**WORK REQUEST:** Although the entries contain pictures, the copy should hold only their exact text.

[Collected data]
* * * * * * * * *

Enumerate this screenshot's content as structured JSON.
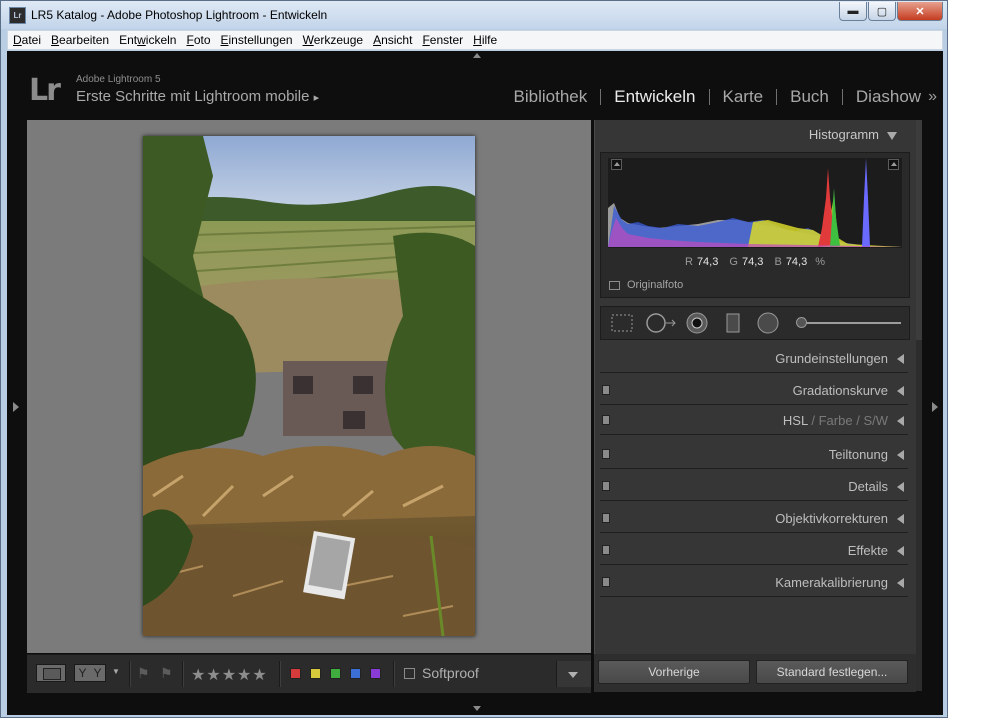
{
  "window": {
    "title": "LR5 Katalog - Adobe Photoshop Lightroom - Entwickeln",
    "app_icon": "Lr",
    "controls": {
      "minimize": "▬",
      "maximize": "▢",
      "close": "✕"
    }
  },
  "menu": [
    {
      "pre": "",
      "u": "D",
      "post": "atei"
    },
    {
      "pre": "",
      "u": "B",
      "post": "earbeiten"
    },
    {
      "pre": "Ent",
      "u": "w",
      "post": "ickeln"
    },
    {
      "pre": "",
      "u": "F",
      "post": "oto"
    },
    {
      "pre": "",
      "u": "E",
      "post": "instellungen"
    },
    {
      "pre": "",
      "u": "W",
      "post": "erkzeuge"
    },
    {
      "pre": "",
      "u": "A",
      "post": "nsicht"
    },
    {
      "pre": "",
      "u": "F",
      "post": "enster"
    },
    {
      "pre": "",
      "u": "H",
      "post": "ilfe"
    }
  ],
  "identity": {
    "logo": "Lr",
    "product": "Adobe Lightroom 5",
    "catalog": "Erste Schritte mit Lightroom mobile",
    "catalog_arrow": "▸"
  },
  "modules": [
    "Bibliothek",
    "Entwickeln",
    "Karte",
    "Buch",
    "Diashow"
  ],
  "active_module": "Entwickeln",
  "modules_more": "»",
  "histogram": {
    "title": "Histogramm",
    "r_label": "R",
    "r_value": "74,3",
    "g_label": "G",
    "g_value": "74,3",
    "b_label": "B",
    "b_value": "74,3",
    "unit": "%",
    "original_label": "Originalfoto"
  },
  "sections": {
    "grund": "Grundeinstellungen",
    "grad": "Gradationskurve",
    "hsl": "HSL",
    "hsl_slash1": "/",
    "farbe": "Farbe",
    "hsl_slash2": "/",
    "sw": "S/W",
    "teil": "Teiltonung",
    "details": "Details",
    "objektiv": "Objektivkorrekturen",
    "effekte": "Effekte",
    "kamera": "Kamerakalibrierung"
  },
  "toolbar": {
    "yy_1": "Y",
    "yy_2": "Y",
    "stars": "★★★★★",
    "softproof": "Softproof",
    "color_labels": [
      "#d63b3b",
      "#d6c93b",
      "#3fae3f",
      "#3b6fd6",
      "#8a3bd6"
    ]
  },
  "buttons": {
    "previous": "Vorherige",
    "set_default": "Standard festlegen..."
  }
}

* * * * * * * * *

**FINAL ANSWER:**
Enumerate this screenshot's content as structured JSON.
{
  "window": {
    "title": "LR5 Katalog - Adobe Photoshop Lightroom - Entwickeln",
    "app_icon": "Lr",
    "controls": {
      "minimize": "▬",
      "maximize": "▢",
      "close": "✕"
    }
  },
  "menu": [
    {
      "pre": "",
      "u": "D",
      "post": "atei"
    },
    {
      "pre": "",
      "u": "B",
      "post": "earbeiten"
    },
    {
      "pre": "Ent",
      "u": "w",
      "post": "ickeln"
    },
    {
      "pre": "",
      "u": "F",
      "post": "oto"
    },
    {
      "pre": "",
      "u": "E",
      "post": "instellungen"
    },
    {
      "pre": "",
      "u": "W",
      "post": "erkzeuge"
    },
    {
      "pre": "",
      "u": "A",
      "post": "nsicht"
    },
    {
      "pre": "",
      "u": "F",
      "post": "enster"
    },
    {
      "pre": "",
      "u": "H",
      "post": "ilfe"
    }
  ],
  "identity": {
    "logo": "Lr",
    "product": "Adobe Lightroom 5",
    "catalog": "Erste Schritte mit Lightroom mobile",
    "catalog_arrow": "▸"
  },
  "modules": [
    "Bibliothek",
    "Entwickeln",
    "Karte",
    "Buch",
    "Diashow"
  ],
  "active_module": "Entwickeln",
  "modules_more": "»",
  "histogram": {
    "title": "Histogramm",
    "r_label": "R",
    "r_value": "74,3",
    "g_label": "G",
    "g_value": "74,3",
    "b_label": "B",
    "b_value": "74,3",
    "unit": "%",
    "original_label": "Originalfoto"
  },
  "sections": {
    "grund": "Grundeinstellungen",
    "grad": "Gradationskurve",
    "hsl": "HSL",
    "hsl_slash1": "/",
    "farbe": "Farbe",
    "hsl_slash2": "/",
    "sw": "S/W",
    "teil": "Teiltonung",
    "details": "Details",
    "objektiv": "Objektivkorrekturen",
    "effekte": "Effekte",
    "kamera": "Kamerakalibrierung"
  },
  "toolbar": {
    "yy_1": "Y",
    "yy_2": "Y",
    "stars": "★★★★★",
    "softproof": "Softproof",
    "color_labels": [
      "#d63b3b",
      "#d6c93b",
      "#3fae3f",
      "#3b6fd6",
      "#8a3bd6"
    ]
  },
  "buttons": {
    "previous": "Vorherige",
    "set_default": "Standard festlegen..."
  }
}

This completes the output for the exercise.